The Pou Hihiri is a representation of the womb of the universe. Within its core is the blue print, the DNA, the life‐giving blood of the universe, the unrealized potential of all that is and all that is to come. Pou Hihiri is a visualisation of the receptacle, the womb that holds the great nothing, the long nothing, the deep nothing all of which is yet to be realized. It is pre‐emergent potentiality, at times, heaving, breathing, laboring in its efforts to release it’s burden. Pou Hihiri has the deceptive appearance of stillness, timelessness and spatial immortality.
The pou is part of the exhibition Wai at 516 Arts during ISEA 2012 Albuquerque Machine Wilderness.
Wai will open at dawn, 6.53am September 19th 2012 at 516 Arts, 516 Central Ave SW Albuquerque, led by Dr Te Huirangi Waikerepuru, as part of ISEA 2012 Albuquerque Machine Wilderness. All welcome.
There will also be a special session of ISEA, at OFFCENTER in Albuquerque from 12 to 1.45pm on Sunday23rd September. All welcome to that event too.
Later that same day, the 23rd, from 4pm till 9pm, the third Intercreate.org project for ISEA 2012 Machine Wilderness Bus garden will be presented as part of the Block Party on Central Ave.
Once I was in a bus in Japan and I had a vision of being in a forest at the same time as being in the bus. These two are often seen as antagonistic, but we must find ways to unite them.
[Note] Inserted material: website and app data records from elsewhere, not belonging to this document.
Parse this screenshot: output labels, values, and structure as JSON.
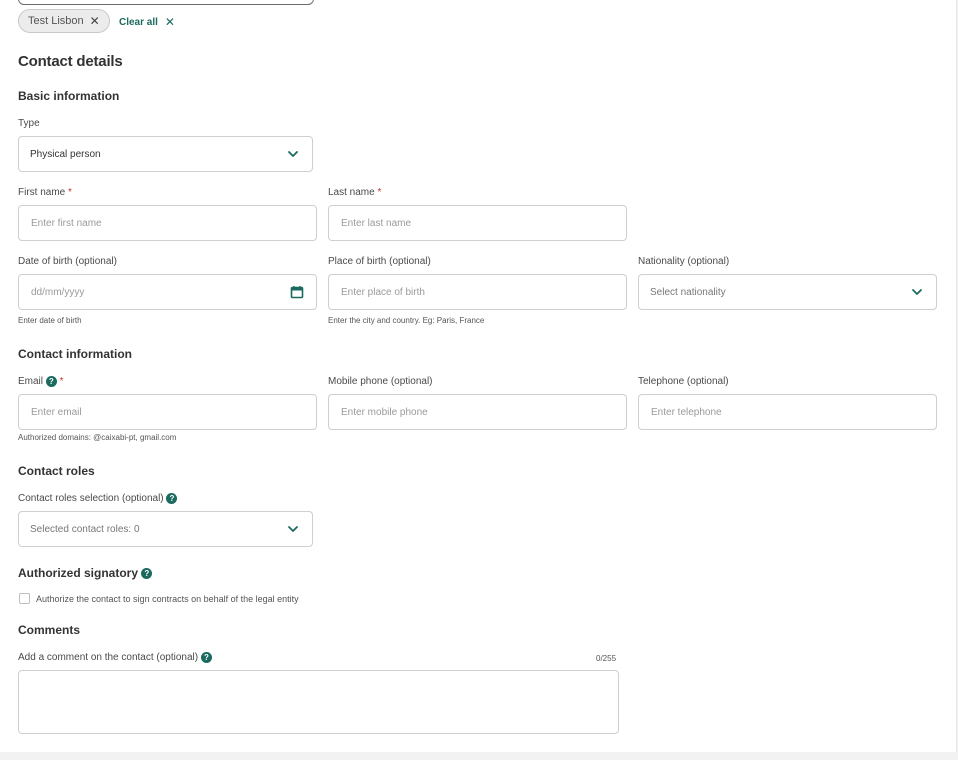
{
  "filter": {
    "chip_label": "Test Lisbon",
    "clear_all_label": "Clear all"
  },
  "section_title": "Contact details",
  "basic": {
    "title": "Basic information",
    "type_label": "Type",
    "type_value": "Physical person",
    "first_name_label": "First name",
    "first_name_placeholder": "Enter first name",
    "last_name_label": "Last name",
    "last_name_placeholder": "Enter last name",
    "required_mark": "*",
    "dob_label": "Date of birth (optional)",
    "dob_placeholder": "dd/mm/yyyy",
    "dob_helper": "Enter date of birth",
    "pob_label": "Place of birth (optional)",
    "pob_placeholder": "Enter place of birth",
    "pob_helper": "Enter the city and country. Eg: Paris, France",
    "nationality_label": "Nationality (optional)",
    "nationality_placeholder": "Select nationality"
  },
  "contact": {
    "title": "Contact information",
    "email_label": "Email",
    "email_placeholder": "Enter email",
    "email_helper": "Authorized domains: @caixabi-pt, gmail.com",
    "mobile_label": "Mobile phone (optional)",
    "mobile_placeholder": "Enter mobile phone",
    "telephone_label": "Telephone (optional)",
    "telephone_placeholder": "Enter telephone"
  },
  "roles": {
    "title": "Contact roles",
    "selection_label": "Contact roles selection (optional)",
    "selection_value": "Selected contact roles: 0"
  },
  "signatory": {
    "title": "Authorized signatory",
    "checkbox_label": "Authorize the contact to sign contracts on behalf of the legal entity"
  },
  "comments": {
    "title": "Comments",
    "label": "Add a comment on the contact (optional)",
    "counter": "0/255"
  },
  "icons": {
    "close": "close-icon",
    "chevron": "chevron-down-icon",
    "calendar": "calendar-icon",
    "help": "help-icon"
  },
  "colors": {
    "accent": "#1a6a5f",
    "required": "#c0392b"
  }
}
The Car garden merges two apparently divergent entities to suggest a future cohabitation. On the one hand we continue to use fossil fuels in transportation and on the other hand we must change our relationship to the earth to one that is more sustainable. This a ‘complex duality’ because it is not a simple dichotomy between transportation or reforesting. Plants filter the air we breath, and inside the Car garden you can explore the Neighbourhood air project while breathing cleaner air.
Neighbourhood air is an epiphyte growing in the Car garden. The work is an ambient software that responds to environmental sensors. Cars, breathers of city air and temperature and humidity circulate in a slowly moving monitoring system. This interactive, online artwork gathers live pollutant levels from Auckland city air. Auckland is New Zealand’s largest city and despite the ‘100% PURE New Zealand’ tourism campaign even geographically remote cities have air quality problems that the winds can’t disperse. Pollutants from vehicle combustion in Auckland, New Zealand in the Southern hemisphere circulate in the same atmospheric container as cities like Albuquerque.
To plant and regenerate the earth’s remaining oxygen producing forests can heal the atmospheric imbalance created by vehicular emissions, alongside crucial changes in human car usage. Somehow we have to leap over where we are, to be where we want to be.